Fortunately, we have tools to address most of these risks, although just like with any new technology, the tools we have to manage and secure may be as immature as the platform itself and it is somewhat of a moving target until we can hit that balance of functionality and management. As with many things in technology, the most fundamental tools to start with are the trusty staples in IT Risk Management. Think policies and risk assessments. A simple risk assessment will help define guidelines that will shape the policies addressing mobile devices. This assessment should be focused on clearly identifying the threats, the likelihoods, and the ultimate risks these devices expose. This will help shape what is allowed, what is not allowed, and give guidelines for those in IT Management and Security to figure out the best ways to control the risks posed by the added functionality of mobile devices. Once the risks are understood and the policies agreed upon, banks need to implement the controls that will ensure policies are adhered to and monitored over time. It is in this area that we will see the most limitations and progress in the future. Below are several key management capabilities broken out into those basic controls that are readily available in popular systems, and then those that are more advanced and dependent on specialty or point solutions.

Basic Controls

  • Ability to centrally manage settings for selected devices
  • Enforce use of complex passwords and actions taken on excessive failed attempts
  • Forcing the screen to lock during extended inactivity
  • Remotely erasing the mobile device’s applications and data if lost, stolen, or employee terminated
  • Ability to restrict which users and devices can access which information

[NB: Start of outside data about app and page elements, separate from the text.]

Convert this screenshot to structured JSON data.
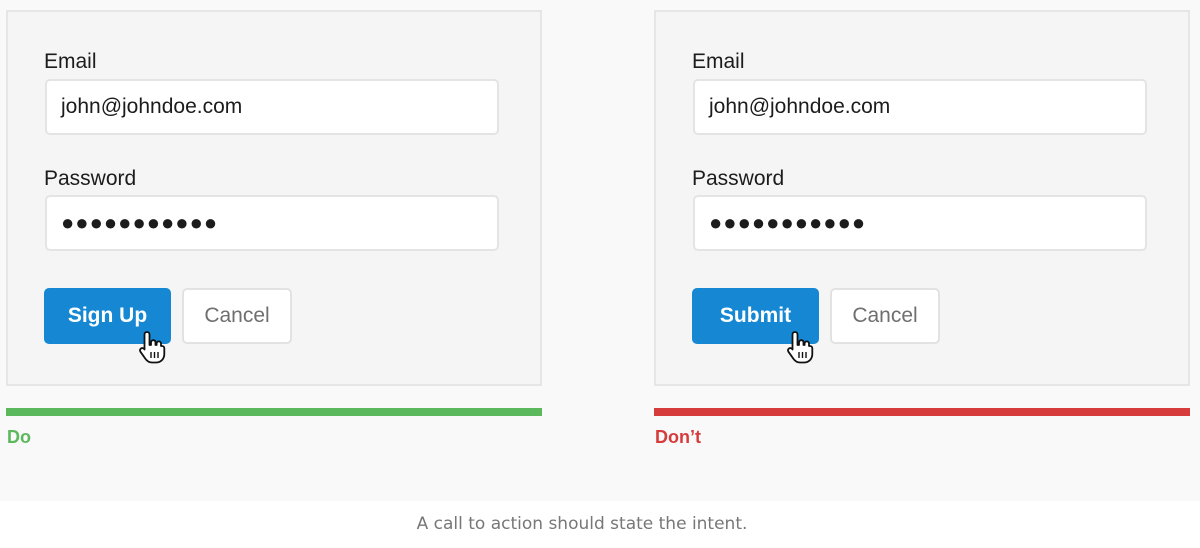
{
  "examples": [
    {
      "email_label": "Email",
      "email_value": "john@johndoe.com",
      "password_label": "Password",
      "password_value": "●●●●●●●●●●●",
      "primary_button": "Sign Up",
      "secondary_button": "Cancel",
      "verdict": "Do",
      "verdict_color": "#5cb85c"
    },
    {
      "email_label": "Email",
      "email_value": "john@johndoe.com",
      "password_label": "Password",
      "password_value": "●●●●●●●●●●●",
      "primary_button": "Submit",
      "secondary_button": "Cancel",
      "verdict": "Don’t",
      "verdict_color": "#d63c3c"
    }
  ],
  "colors": {
    "primary_button": "#1688d3",
    "card_background": "#f5f5f5"
  },
  "icons": {
    "cursor": "hand-pointer-icon"
  },
  "caption": "A call to action should state the intent."
}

Advanced Controls

  • Restricting by device serial number
  • Restricting use of external memory
  • Restricting installation of apps
  • Restricting use of camera, Bluetooth, Wi-Fi, etc.
  • Requiring encryption for network connectivity
  • GPS device tracking
  • Voice, app, storage, and network usage reporting
  • Restrictions on opening and sharing files in apps
  • Discretionary erasing of apps, data, and access to business systems (such as email)

This is not a comprehensive list, and there are new solutions coming into the market regularly that address new areas, close gaps, and integrate into current systems. You can expect this area to grow rapidly over the coming years as we learn and adapt along the way.

Where to Start

As with many business processes and particularly important with information security controls for community banks, regular testing and monitoring of key program elements is critical to provide any level of assurance that the controls being implemented are effective. Starting with the basic controls will help everybody understand what your bank is "ok" with and what it's not while ensuring your management team is on the same page. Visibility and understanding in this area is key.

It doesn't have to be overly complex. Start with some conversations at the management level. How does your team envision leveraging “BYOD” (bring your own device) mobile devices? Get clarity on how you want to use them and what information needs to be allowed on them. Establish those basic guidelines and then have your IT team research and propose how they plan on meeting your needs at an acceptable level of security. Follow this up with a simple, yet documented risk analysis which highlights the greatest risks to your institution and how you plan to mitigate such risks. Then design a comprehensive policy followed by a detailed process around the controls that will be implemented in support of the policies. After that, you should be well on your way to responsibly leveraging these new and exciting information technology tools.

Author

Jesse Pike
Client Technology Officer for the Compushare Solution

As a Client Technology Officer for the Compushare Solution, Jesse is focused on providing strategic direction to clients as it relates to their technology and compliance needs. Pike spearheaded the development of the Offering Excellence Group at Compushare, Inc.